◆ **DATA FOR PROCESSING**:
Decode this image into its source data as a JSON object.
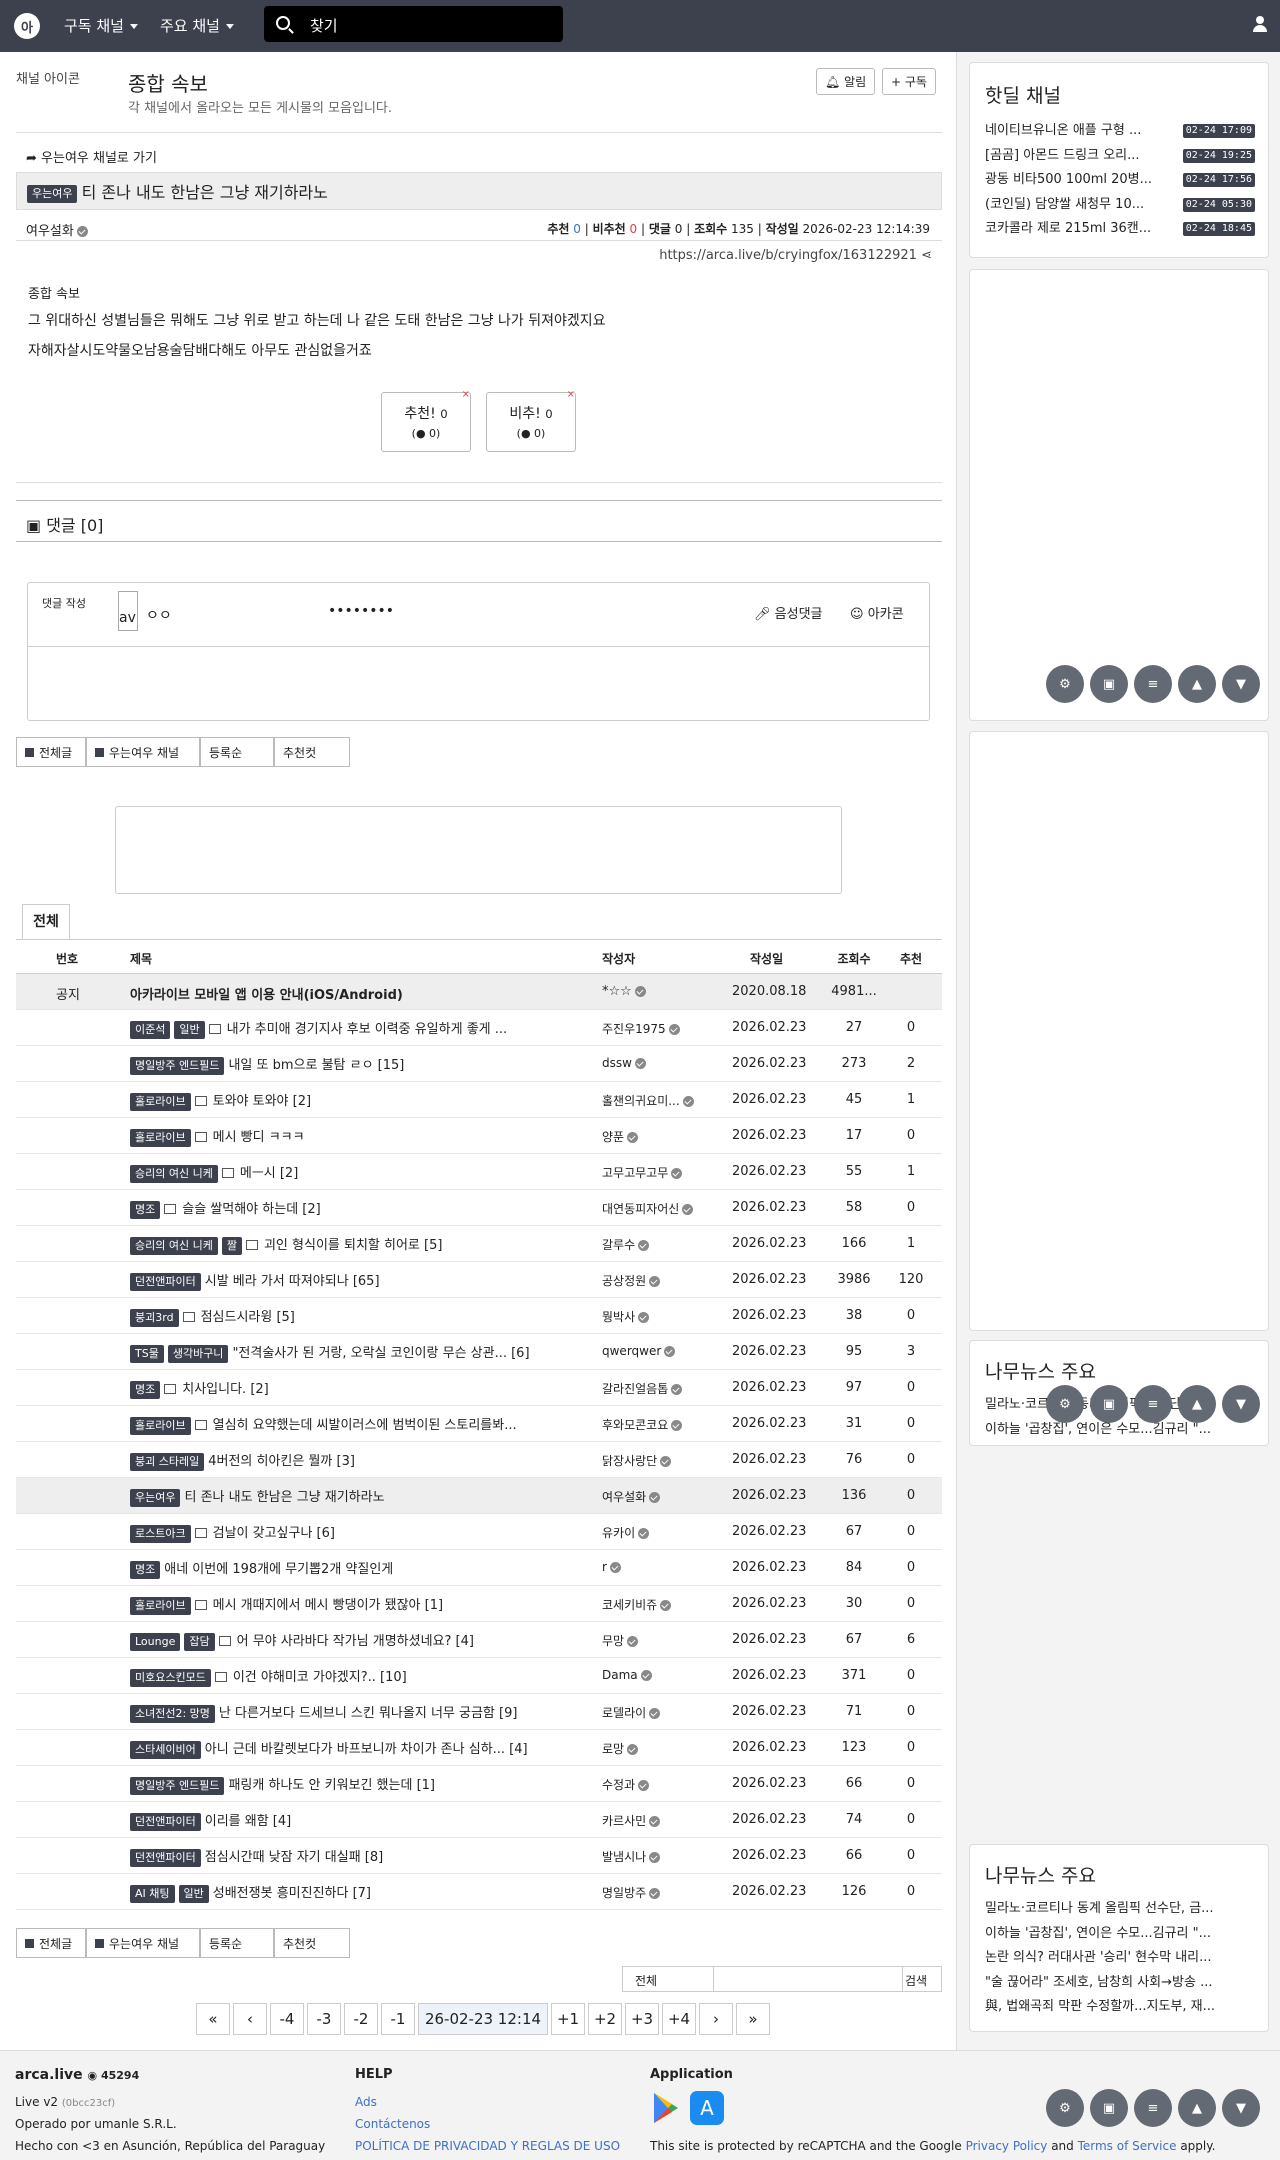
{
  "nav": {
    "menu1": "구독 채널",
    "menu2": "주요 채널",
    "search_placeholder": "찾기"
  },
  "channel": {
    "icon_alt": "채널 아이콘",
    "title": "종합 속보",
    "desc": "각 채널에서 올라오는 모든 게시물의 모음입니다.",
    "alarm": "알림",
    "subscribe": "구독"
  },
  "article": {
    "goto": "우는여우 채널로 가기",
    "tag": "우는여우",
    "title": "티 존나 내도 한남은 그냥 재기하라노",
    "author": "여우설화",
    "rec_label": "추천",
    "rec": "0",
    "unrec_label": "비추천",
    "unrec": "0",
    "cmt_label": "댓글",
    "cmt": "0",
    "view_label": "조회수",
    "view": "135",
    "date_label": "작성일",
    "date": "2026-02-23 12:14:39",
    "url": "https://arca.live/b/cryingfox/163122921",
    "img_alt": "종합 속보",
    "body1": "그 위대하신 성별님들은 뭐해도 그냥 위로 받고 하는데 나 같은 도태 한남은 그냥 나가 뒤져야겠지요",
    "body2": "자해자살시도약물오남용술담배다해도 아무도 관심없을거죠",
    "up_label": "추천!",
    "up_count": "0",
    "up_sub": "0",
    "down_label": "비추!",
    "down_count": "0",
    "down_sub": "0"
  },
  "comments": {
    "header": "댓글 [0]",
    "write_label": "댓글 작성",
    "avatar_alt": "av",
    "nick": "ㅇㅇ",
    "password": "••••••••",
    "voice": "음성댓글",
    "emoticon": "아카콘"
  },
  "tabs": {
    "all": "전체글",
    "channel": "우는여우 채널",
    "sort": "등록순",
    "best": "추천컷"
  },
  "list": {
    "tab": "전체",
    "headers": {
      "no": "번호",
      "title": "제목",
      "author": "작성자",
      "date": "작성일",
      "views": "조회수",
      "rec": "추천"
    },
    "notice": {
      "no": "공지",
      "title": "아카라이브 모바일 앱 이용 안내(iOS/Android)",
      "author": "*☆☆",
      "date": "2020.08.18",
      "views": "4981...",
      "rec": ""
    },
    "rows": [
      {
        "tags": [
          "이준석",
          "일반"
        ],
        "doc": true,
        "title": "내가 추미애 경기지사 후보 이력중 유일하게 좋게 ...",
        "author": "주진우1975",
        "date": "2026.02.23",
        "views": "27",
        "rec": "0"
      },
      {
        "tags": [
          "명일방주 엔드필드"
        ],
        "doc": false,
        "title": "내일 또 bm으로 불탐 ㄹㅇ [15]",
        "author": "dssw",
        "date": "2026.02.23",
        "views": "273",
        "rec": "2"
      },
      {
        "tags": [
          "홀로라이브"
        ],
        "doc": true,
        "title": "토와야 토와야 [2]",
        "author": "홀챈의귀요미...",
        "date": "2026.02.23",
        "views": "45",
        "rec": "1"
      },
      {
        "tags": [
          "홀로라이브"
        ],
        "doc": true,
        "title": "메시 빵디 ㅋㅋㅋ",
        "author": "양푼",
        "date": "2026.02.23",
        "views": "17",
        "rec": "0"
      },
      {
        "tags": [
          "승리의 여신 니케"
        ],
        "doc": true,
        "title": "메ㅡ시 [2]",
        "author": "고무고무고무",
        "date": "2026.02.23",
        "views": "55",
        "rec": "1"
      },
      {
        "tags": [
          "명조"
        ],
        "doc": true,
        "title": "슬슬 쌀먹해야 하는데 [2]",
        "author": "대연동피자어신",
        "date": "2026.02.23",
        "views": "58",
        "rec": "0"
      },
      {
        "tags": [
          "승리의 여신 니케",
          "짤"
        ],
        "doc": true,
        "title": "괴인 형식이를 퇴치할 히어로 [5]",
        "author": "갈루수",
        "date": "2026.02.23",
        "views": "166",
        "rec": "1"
      },
      {
        "tags": [
          "던전앤파이터"
        ],
        "doc": false,
        "title": "시발 베라 가서 따져야되나 [65]",
        "author": "공상정원",
        "date": "2026.02.23",
        "views": "3986",
        "rec": "120"
      },
      {
        "tags": [
          "붕괴3rd"
        ],
        "doc": true,
        "title": "점심드시라윙 [5]",
        "author": "뭥박사",
        "date": "2026.02.23",
        "views": "38",
        "rec": "0"
      },
      {
        "tags": [
          "TS물",
          "생각바구니"
        ],
        "doc": false,
        "title": "\"전격술사가 된 거랑, 오락실 코인이랑 무슨 상관... [6]",
        "author": "qwerqwer",
        "date": "2026.02.23",
        "views": "95",
        "rec": "3"
      },
      {
        "tags": [
          "명조"
        ],
        "doc": true,
        "title": "치사입니다. [2]",
        "author": "갈라진얼음톱",
        "date": "2026.02.23",
        "views": "97",
        "rec": "0"
      },
      {
        "tags": [
          "홀로라이브"
        ],
        "doc": true,
        "title": "열심히 요약했는데 씨발이러스에 범벅이된 스토리를봐...",
        "author": "후와모콘코요",
        "date": "2026.02.23",
        "views": "31",
        "rec": "0"
      },
      {
        "tags": [
          "붕괴 스타레일"
        ],
        "doc": false,
        "title": "4버전의 히아킨은 뭘까 [3]",
        "author": "닭장사랑단",
        "date": "2026.02.23",
        "views": "76",
        "rec": "0"
      },
      {
        "tags": [
          "우는여우"
        ],
        "doc": false,
        "title": "티 존나 내도 한남은 그냥 재기하라노",
        "author": "여우설화",
        "date": "2026.02.23",
        "views": "136",
        "rec": "0",
        "highlight": true
      },
      {
        "tags": [
          "로스트아크"
        ],
        "doc": true,
        "title": "검날이 갖고싶구나 [6]",
        "author": "유카이",
        "date": "2026.02.23",
        "views": "67",
        "rec": "0"
      },
      {
        "tags": [
          "명조"
        ],
        "doc": false,
        "title": "애네 이번에 198개에 무기뽑2개 약질인게",
        "author": "r",
        "date": "2026.02.23",
        "views": "84",
        "rec": "0"
      },
      {
        "tags": [
          "홀로라이브"
        ],
        "doc": true,
        "title": "메시 개때지에서 메시 빵댕이가 됐잖아 [1]",
        "author": "코세키비쥬",
        "date": "2026.02.23",
        "views": "30",
        "rec": "0"
      },
      {
        "tags": [
          "Lounge",
          "잡담"
        ],
        "doc": true,
        "title": "어 무야 사라바다 작가님 개명하셨네요? [4]",
        "author": "무망",
        "date": "2026.02.23",
        "views": "67",
        "rec": "6"
      },
      {
        "tags": [
          "미호요스킨모드"
        ],
        "doc": true,
        "title": "이건 야해미코 가야겠지?.. [10]",
        "author": "Dama",
        "date": "2026.02.23",
        "views": "371",
        "rec": "0"
      },
      {
        "tags": [
          "소녀전선2: 망명"
        ],
        "doc": false,
        "title": "난 다른거보다 드세브니 스킨 뭐나올지 너무 궁금함 [9]",
        "author": "로델라이",
        "date": "2026.02.23",
        "views": "71",
        "rec": "0"
      },
      {
        "tags": [
          "스타세이비어"
        ],
        "doc": false,
        "title": "아니 근데 바칼렛보다가 바프보니까 차이가 존나 심하... [4]",
        "author": "로망",
        "date": "2026.02.23",
        "views": "123",
        "rec": "0"
      },
      {
        "tags": [
          "명일방주 엔드필드"
        ],
        "doc": false,
        "title": "패링캐 하나도 안 키워보긴 했는데 [1]",
        "author": "수정과",
        "date": "2026.02.23",
        "views": "66",
        "rec": "0"
      },
      {
        "tags": [
          "던전앤파이터"
        ],
        "doc": false,
        "title": "이리를 왜함 [4]",
        "author": "카르사민",
        "date": "2026.02.23",
        "views": "74",
        "rec": "0"
      },
      {
        "tags": [
          "던전앤파이터"
        ],
        "doc": false,
        "title": "점심시간때 낮잠 자기 대실패 [8]",
        "author": "발냄시나",
        "date": "2026.02.23",
        "views": "66",
        "rec": "0"
      },
      {
        "tags": [
          "AI 채팅",
          "일반"
        ],
        "doc": false,
        "title": "성배전쟁봇 흥미진진하다 [7]",
        "author": "명일방주",
        "date": "2026.02.23",
        "views": "126",
        "rec": "0"
      }
    ]
  },
  "bottom_search": {
    "scope": "전체",
    "button": "검색"
  },
  "pagination": [
    "«",
    "‹",
    "-4",
    "-3",
    "-2",
    "-1",
    "26-02-23 12:14",
    "+1",
    "+2",
    "+3",
    "+4",
    "›",
    "»"
  ],
  "sidebar": {
    "hot_title": "핫딜 채널",
    "hot": [
      {
        "text": "네이티브유니온 애플 구형 ...",
        "time": "02-24 17:09"
      },
      {
        "text": "[곰곰] 아몬드 드링크 오리...",
        "time": "02-24 19:25"
      },
      {
        "text": "광동 비타500 100ml 20병...",
        "time": "02-24 17:56"
      },
      {
        "text": "(코인딜) 담양쌀 새청무 10...",
        "time": "02-24 05:30"
      },
      {
        "text": "코카콜라 제로 215ml 36캔...",
        "time": "02-24 18:45"
      }
    ],
    "news1_title": "나무뉴스 주요",
    "news1": [
      "밀라노·코르티나 동계 올림픽 선수단, 금...",
      "이하늘 '곱창집', 연이은 수모...김규리 \"..."
    ],
    "news2_title": "나무뉴스 주요",
    "news2": [
      "밀라노·코르티나 동계 올림픽 선수단, 금...",
      "이하늘 '곱창집', 연이은 수모...김규리 \"...",
      "논란 의식? 러대사관 '승리' 현수막 내리...",
      "\"술 끊어라\" 조세호, 남창희 사회→방송 ...",
      "與, 법왜곡죄 막판 수정할까...지도부, 재..."
    ]
  },
  "footer": {
    "site": "arca.live",
    "online": "45294",
    "version": "Live v2",
    "build": "(0bcc23cf)",
    "operator": "Operado por umanle S.R.L.",
    "made": "Hecho con <3 en Asunción, República del Paraguay",
    "help_title": "HELP",
    "help_links": [
      "Ads",
      "Contáctenos",
      "POLÍTICA DE PRIVACIDAD Y REGLAS DE USO"
    ],
    "app_title": "Application",
    "recaptcha": "This site is protected by reCAPTCHA and the Google",
    "privacy": "Privacy Policy",
    "and": "and",
    "terms": "Terms of Service",
    "apply": "apply."
  },
  "colors": {
    "topbar": "#3d414d",
    "accent_blue": "#3b71c6",
    "red": "#e04040"
  }
}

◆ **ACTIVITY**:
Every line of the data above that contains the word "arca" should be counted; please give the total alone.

◆ **RESULT FOR THIS TASK**:
2